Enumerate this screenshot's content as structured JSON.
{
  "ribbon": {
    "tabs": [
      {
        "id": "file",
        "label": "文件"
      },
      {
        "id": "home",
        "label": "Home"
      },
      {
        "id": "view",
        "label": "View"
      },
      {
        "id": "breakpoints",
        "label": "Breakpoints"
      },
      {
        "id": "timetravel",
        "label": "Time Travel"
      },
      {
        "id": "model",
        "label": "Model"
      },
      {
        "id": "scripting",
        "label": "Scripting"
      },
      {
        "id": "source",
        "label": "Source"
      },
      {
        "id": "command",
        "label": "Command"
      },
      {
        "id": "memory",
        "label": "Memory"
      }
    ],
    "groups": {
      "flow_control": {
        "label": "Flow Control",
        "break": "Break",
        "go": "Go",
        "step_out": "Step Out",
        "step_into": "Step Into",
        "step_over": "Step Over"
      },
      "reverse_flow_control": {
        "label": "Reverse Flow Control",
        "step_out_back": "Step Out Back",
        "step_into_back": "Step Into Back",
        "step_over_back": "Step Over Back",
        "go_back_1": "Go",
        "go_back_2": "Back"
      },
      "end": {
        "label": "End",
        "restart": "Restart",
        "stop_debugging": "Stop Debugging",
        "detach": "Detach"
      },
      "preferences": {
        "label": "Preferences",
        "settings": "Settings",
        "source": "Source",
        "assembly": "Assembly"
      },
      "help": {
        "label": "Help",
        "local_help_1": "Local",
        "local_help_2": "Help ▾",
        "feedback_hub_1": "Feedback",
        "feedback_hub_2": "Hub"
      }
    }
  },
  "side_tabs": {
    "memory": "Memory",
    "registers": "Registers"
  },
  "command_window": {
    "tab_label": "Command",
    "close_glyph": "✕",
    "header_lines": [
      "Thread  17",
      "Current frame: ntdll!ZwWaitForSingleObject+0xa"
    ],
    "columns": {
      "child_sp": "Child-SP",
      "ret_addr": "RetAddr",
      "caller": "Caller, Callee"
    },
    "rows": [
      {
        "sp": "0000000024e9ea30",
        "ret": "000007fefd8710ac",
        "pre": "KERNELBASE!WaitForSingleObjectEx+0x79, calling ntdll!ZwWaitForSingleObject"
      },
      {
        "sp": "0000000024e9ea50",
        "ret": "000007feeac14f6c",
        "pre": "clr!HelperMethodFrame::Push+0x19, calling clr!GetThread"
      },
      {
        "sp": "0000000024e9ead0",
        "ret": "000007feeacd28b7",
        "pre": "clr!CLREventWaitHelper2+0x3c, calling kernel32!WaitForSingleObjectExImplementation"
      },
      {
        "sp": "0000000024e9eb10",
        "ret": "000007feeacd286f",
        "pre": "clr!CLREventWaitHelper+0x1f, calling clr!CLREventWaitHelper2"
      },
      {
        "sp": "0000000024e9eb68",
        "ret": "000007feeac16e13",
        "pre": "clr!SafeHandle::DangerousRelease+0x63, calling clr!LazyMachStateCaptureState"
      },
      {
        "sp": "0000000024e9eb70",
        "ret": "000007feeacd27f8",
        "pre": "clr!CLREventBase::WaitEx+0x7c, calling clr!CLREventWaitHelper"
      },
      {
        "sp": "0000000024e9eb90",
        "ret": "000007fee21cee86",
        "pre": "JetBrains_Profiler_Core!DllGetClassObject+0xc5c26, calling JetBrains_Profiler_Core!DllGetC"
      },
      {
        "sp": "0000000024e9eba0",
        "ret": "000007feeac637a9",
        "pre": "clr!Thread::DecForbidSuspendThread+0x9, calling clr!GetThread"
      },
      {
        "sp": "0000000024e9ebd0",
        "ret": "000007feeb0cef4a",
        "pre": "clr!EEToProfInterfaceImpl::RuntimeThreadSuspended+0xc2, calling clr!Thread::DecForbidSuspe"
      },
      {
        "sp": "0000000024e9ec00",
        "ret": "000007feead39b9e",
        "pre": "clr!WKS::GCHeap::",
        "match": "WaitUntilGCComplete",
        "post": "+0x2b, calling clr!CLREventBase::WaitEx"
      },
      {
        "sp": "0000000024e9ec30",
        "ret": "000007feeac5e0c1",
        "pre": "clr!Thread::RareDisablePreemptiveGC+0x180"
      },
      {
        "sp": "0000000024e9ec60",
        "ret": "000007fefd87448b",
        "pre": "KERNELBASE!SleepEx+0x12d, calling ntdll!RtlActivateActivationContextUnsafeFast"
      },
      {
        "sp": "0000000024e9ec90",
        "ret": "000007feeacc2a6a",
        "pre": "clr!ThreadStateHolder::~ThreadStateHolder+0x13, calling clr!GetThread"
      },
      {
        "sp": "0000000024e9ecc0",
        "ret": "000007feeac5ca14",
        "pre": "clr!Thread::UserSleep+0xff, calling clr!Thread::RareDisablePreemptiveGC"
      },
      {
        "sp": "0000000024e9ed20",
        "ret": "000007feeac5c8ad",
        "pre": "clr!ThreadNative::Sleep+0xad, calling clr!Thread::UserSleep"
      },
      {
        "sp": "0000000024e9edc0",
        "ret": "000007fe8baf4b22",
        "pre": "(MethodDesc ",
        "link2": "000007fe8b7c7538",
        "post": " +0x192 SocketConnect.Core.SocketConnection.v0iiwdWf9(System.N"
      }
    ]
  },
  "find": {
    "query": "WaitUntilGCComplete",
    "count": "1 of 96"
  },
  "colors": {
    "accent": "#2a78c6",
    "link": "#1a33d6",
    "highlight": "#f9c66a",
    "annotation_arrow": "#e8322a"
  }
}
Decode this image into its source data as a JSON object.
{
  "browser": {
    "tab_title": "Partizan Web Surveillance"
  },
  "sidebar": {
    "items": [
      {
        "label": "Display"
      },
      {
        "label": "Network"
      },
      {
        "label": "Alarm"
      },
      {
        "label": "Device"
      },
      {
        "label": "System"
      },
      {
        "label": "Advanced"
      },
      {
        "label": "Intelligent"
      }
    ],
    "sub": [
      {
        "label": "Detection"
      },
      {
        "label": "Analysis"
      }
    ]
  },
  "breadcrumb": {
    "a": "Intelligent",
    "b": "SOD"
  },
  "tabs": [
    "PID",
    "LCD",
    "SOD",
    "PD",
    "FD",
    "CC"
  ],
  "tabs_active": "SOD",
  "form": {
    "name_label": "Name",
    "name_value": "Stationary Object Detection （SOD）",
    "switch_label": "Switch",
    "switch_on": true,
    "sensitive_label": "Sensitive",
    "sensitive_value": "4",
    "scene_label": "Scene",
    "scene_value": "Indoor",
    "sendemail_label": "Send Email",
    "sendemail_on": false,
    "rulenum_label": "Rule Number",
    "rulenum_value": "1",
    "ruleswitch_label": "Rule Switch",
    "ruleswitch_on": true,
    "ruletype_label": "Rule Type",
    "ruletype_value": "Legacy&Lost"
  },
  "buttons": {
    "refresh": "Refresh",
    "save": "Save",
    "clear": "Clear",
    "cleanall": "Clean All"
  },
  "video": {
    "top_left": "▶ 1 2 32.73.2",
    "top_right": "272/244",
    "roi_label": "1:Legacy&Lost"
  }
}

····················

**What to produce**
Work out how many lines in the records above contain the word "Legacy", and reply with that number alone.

**Written answer**
2